How/when did Annabel die? Her corpse looks like it hasn't moved in a couple years. Is her husband a necrophiliac?
If Marston's ranch is in Beecher's Hope, a spot of land further inland than Blackwater, then why does the game open with Marston arriving in Blackwater by boat? They make a case of John being made to come out to this land in order to pursue the goals given to him by the agents looking over him, but he actually lives in the area. It's even explicitly mentioned early in the game that the ranch was left in 'Uncle's' care while he was away, and sure enough this same character is seen at the ranch later on. Is there any explanation at all for this?
Though nothing hints at it, it's quite possible Williamson was not the first of the old gang John was sent to take care of. Someone could've fled northward or overseas after Dutch disbanded them. Doesn't explain how he landed in New Austin with only his revolver for a weapon, but little else makes sense, you're right.
Odds are, if John was busy hunting the lesser members of Dutch's old gang before getting to the Big Three(Escuella, Bill, and Dutch himself), he really didn't need much more than his revolver.
Perhaps John had been taken to Washington or something similar?
I had a similar thought. John and his family were taken out of the state and to the Capital, John was handed his mission and then brought back with Ross.
Probably just John — when Abigail and John are travelling from Beecher's Hope to Mac Farlane's Ranch, John asks her where she and Jack were held captive, and her response is "I ain't sure. (...) Can't have been too far from here, though."
Broken Bridge: In the opening, Marston takes a train from Blackwater to Armadillo. However, during the first and second chapters, the player will find that all the rail (and road) bridges between New Austin and West Elizabeth are under construction. So how was it possible to get there? A better approach would have been to show Marston arriving in Thieves Landing by boat, then getting to Armadillo by stagecoach.

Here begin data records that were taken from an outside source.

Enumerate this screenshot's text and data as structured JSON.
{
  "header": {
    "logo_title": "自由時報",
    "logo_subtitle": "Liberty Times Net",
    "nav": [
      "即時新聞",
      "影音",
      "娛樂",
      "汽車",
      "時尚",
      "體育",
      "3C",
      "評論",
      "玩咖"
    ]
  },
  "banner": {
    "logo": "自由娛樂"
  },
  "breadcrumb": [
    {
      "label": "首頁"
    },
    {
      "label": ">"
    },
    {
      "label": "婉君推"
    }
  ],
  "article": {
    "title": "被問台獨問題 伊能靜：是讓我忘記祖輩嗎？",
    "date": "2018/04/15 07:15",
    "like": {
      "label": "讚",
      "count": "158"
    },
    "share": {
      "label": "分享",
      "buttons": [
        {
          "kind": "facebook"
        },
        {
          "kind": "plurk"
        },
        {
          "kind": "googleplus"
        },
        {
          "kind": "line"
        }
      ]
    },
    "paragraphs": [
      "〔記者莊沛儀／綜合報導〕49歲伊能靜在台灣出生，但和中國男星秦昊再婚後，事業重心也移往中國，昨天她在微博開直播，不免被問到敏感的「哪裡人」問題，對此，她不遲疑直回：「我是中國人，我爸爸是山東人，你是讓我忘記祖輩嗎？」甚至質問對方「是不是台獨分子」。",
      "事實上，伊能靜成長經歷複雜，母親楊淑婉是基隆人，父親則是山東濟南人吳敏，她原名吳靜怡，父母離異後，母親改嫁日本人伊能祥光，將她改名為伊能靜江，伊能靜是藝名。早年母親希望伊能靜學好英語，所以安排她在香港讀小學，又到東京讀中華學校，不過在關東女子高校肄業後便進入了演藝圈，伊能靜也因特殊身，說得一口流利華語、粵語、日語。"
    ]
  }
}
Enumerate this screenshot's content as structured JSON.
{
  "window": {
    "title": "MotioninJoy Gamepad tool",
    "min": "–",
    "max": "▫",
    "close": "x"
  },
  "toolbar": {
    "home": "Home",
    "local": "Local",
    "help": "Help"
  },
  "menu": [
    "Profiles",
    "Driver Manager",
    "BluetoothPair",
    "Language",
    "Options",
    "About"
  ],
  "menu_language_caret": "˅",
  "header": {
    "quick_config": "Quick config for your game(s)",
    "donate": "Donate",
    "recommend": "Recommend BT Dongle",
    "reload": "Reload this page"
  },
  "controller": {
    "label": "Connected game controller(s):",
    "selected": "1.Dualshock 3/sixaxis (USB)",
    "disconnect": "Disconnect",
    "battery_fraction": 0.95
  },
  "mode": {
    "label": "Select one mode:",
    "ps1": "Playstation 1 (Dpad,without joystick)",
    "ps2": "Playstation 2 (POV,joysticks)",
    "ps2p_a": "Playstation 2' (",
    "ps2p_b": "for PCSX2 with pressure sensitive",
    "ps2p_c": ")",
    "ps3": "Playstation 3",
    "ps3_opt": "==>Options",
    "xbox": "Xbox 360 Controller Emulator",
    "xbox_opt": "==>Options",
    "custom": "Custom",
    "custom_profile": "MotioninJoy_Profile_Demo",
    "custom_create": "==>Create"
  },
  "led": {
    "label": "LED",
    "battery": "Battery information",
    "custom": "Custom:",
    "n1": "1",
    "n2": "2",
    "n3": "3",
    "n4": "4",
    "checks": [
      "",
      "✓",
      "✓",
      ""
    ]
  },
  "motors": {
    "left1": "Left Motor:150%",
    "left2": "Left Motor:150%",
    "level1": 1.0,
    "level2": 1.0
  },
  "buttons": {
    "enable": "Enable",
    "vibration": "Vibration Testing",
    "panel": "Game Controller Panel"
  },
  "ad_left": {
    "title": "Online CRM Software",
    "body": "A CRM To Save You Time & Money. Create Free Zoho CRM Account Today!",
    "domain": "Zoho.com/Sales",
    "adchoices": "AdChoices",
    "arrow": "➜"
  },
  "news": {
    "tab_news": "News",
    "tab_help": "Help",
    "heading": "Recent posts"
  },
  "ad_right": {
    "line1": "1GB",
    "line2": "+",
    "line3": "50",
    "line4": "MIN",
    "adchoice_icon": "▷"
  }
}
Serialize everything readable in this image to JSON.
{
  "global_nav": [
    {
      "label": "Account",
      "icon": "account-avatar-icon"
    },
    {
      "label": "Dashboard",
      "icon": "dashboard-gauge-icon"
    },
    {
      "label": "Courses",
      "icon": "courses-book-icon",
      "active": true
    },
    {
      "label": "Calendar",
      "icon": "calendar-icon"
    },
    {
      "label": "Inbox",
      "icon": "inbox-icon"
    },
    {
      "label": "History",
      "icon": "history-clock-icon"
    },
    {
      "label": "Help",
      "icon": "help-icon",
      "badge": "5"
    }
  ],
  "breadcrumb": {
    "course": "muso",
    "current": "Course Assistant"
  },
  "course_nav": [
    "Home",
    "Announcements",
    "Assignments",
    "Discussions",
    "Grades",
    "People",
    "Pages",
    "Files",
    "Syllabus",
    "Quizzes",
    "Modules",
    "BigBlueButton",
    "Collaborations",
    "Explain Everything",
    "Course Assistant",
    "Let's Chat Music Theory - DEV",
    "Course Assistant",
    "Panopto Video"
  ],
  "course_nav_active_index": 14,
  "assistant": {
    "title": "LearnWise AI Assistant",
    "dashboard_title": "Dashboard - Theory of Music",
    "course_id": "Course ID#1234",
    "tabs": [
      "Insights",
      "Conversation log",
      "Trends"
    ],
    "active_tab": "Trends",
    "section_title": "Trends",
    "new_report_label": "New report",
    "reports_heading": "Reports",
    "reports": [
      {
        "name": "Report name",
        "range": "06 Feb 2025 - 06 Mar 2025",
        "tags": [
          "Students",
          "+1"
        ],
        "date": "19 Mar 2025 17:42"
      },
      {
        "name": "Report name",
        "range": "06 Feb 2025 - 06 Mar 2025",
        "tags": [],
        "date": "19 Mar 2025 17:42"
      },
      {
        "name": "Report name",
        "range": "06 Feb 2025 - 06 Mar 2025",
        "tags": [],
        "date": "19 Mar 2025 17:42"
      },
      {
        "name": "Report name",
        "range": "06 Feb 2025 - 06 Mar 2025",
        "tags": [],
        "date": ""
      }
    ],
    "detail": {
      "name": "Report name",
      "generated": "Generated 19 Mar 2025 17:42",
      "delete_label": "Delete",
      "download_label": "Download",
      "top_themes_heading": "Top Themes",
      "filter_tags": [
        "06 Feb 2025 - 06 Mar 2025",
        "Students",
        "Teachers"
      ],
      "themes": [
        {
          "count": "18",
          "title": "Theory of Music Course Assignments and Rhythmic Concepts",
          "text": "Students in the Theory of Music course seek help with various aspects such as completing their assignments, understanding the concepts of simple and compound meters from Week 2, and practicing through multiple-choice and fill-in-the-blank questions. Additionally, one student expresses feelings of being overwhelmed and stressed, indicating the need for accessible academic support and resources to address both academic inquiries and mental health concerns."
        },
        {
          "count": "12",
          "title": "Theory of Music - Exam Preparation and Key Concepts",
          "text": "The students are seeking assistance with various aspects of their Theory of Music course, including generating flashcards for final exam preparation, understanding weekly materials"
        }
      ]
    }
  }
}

RDR is actually alternate history, with New Austin/West Elizabeth being whole new states. However, the geographic location is very strange. West Elizabeth seems to be a province located near between New Mexico and Lousiana...yet has snow capped mountains and forest area. And if so then Texas must be a lot smaller forNew Austin to fit in.
It's speculated that New Austin and West Elizabeth lie somewhere in Colorado. It's not uncommon to find arid deserts, temperate grasslands, and snowy mountains that close together there.
To some degree, both this and the above are also likely Gameplay and Story Segregation in order to give the player as broad a range of 'Old West' environments to explore within the realm of the open world as possible without making the game world too big as to spoil the fun or push the game engine beyond its breaking points.
New Austin is based on Texas, with an arid center and west (including oil drilling in Plainview) but a moist and boggy east (as you get closer to Thieves Landing / Louisiana) and a border with Mexico along a river (Bilingual Bonus: the Rio Grande is actually known as "Río Bravo del Norte" in Mexico), though it also has land types and vegetation thrown in from Arizona (saguaro cacti and prickly pears), Southern California and Nevada (Joshua trees), and New Mexico. Fridge Brilliance when you consider how much California Doubling there is in Western movies. West Elizabeth is a (very compressed) mashup of Kansas (Great Plains with a developed city on a riverfront to the east at the confluence of two rivers, like Kansas City, though Blackwater appears to have copied the layout of real-life Blackwater, Missouri 90 miles east of KC) and Colorado (plains giving way to forests and mountains).
In the mission "On Shaky's Ground", what were two nuns doing in Thieves' Landing?
Fridge Brilliance: It is one place that would definitely have no lack of sinners to evangelize.
Or Irish was right for once, and they actually were doxies.